Nord’s work bridges disciplines and has incorporated diverse collaborators. The genetic mouse model was developed at Lawrence Berkeley National Laboratory using CRISPR editing technology, and co-authors Jacqueline Crawley and Jill Silverman of the UC Davis MIND Institute evaluated mouse behavior to characterize social interactions and cognitive impairments.
Nord also partnered with co-author Konstantinos Zarbalis of the Institute for Pediatric Regenerative Medicine at UC Davis to examine changes in cell proliferation in the brains of mice with the CHD8 mutation, and with Jason Lerch from the Mouse Imaging Centre at the Hospital for Sick Children in Toronto, Canada, to conduct magnetic resonance imaging on mouse brains.
“It’s the act of collaboration that I find really satisfying,” Nord said. “The science gets a lot more interesting and powerful when we combine different approaches. Together we were able to show that mutation to CHD8 causes changes to brain development, which in turn alters brain anatomy, function and behavior.”
In the future, Nord hopes to identify how CHD8 packages DNA in neural cells and to determine the specific impacts to early brain development and synaptic function. Nord hopes that deep exploration of CHD8 mutations will ultimately yield greater knowledge of the general factors contributing to ASD and intellectual disability.

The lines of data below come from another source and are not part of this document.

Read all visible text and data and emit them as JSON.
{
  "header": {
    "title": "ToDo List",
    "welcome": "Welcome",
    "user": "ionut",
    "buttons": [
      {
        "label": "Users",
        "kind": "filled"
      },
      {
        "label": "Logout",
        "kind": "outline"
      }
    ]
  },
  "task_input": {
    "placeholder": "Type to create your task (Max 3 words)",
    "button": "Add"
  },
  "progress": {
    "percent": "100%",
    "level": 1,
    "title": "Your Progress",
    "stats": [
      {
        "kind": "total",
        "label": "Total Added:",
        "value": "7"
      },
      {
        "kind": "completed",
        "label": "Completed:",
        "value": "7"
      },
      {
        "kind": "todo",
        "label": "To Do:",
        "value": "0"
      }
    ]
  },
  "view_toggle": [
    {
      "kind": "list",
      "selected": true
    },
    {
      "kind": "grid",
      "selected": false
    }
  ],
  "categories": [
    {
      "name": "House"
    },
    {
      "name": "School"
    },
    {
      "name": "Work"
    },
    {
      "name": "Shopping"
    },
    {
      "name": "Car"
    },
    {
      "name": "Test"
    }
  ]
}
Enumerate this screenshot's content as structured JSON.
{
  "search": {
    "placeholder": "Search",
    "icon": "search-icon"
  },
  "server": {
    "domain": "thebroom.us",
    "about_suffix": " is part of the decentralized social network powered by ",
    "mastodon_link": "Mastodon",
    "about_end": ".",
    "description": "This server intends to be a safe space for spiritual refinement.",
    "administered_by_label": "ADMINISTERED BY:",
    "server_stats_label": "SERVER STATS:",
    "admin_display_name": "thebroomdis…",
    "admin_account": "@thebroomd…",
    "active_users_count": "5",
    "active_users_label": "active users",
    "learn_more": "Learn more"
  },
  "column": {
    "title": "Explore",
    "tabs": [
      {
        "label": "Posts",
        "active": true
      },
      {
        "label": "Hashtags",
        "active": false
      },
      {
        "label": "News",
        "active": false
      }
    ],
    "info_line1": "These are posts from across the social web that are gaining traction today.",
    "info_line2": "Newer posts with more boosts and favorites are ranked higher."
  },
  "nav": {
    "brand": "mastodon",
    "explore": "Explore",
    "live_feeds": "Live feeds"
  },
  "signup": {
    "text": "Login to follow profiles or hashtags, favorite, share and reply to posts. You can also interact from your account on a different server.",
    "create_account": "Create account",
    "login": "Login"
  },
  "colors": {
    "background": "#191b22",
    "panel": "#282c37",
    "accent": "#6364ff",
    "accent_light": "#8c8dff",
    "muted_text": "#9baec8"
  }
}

Nord holds joint appointments in the Department of Psychiatry and Behavioral Sciences, and Department of Neurobiology, Physiology and Behavior, and is affiliated with the UC Davis Genome Center and MIND Institute. Additional co-authors on the paper are: Andrea Gompers, Linda Su-Feher, Nycole Copping, Tyler Stradleigh, Michael Pride, Melanie Schaffler, Ayanna Wade, Rinaldo Catta-Preta, Iva Zdilar and Shreya Louis, all at UC Davis; Jacob Ellegood, Toronto Hospital for Sick Children; M. Asrafuzzaman Riyadh and Gaurav Kaushik, Shriners Hospitals for Children, Sacramento; Brandon Mannion, Ingrid Plajzer-Frick, Veena Afzal, Len Pennacchio and Diane Dickel, Lawrence Berkeley National Laboratory; and Axel Visel, UC Merced and LBNL.
The research was funded by the UC Davis MIND Institute Intellectual and Developmental Disabilities Research Center, the National Institute of General Medical Sciences (NIH) and UC Davis.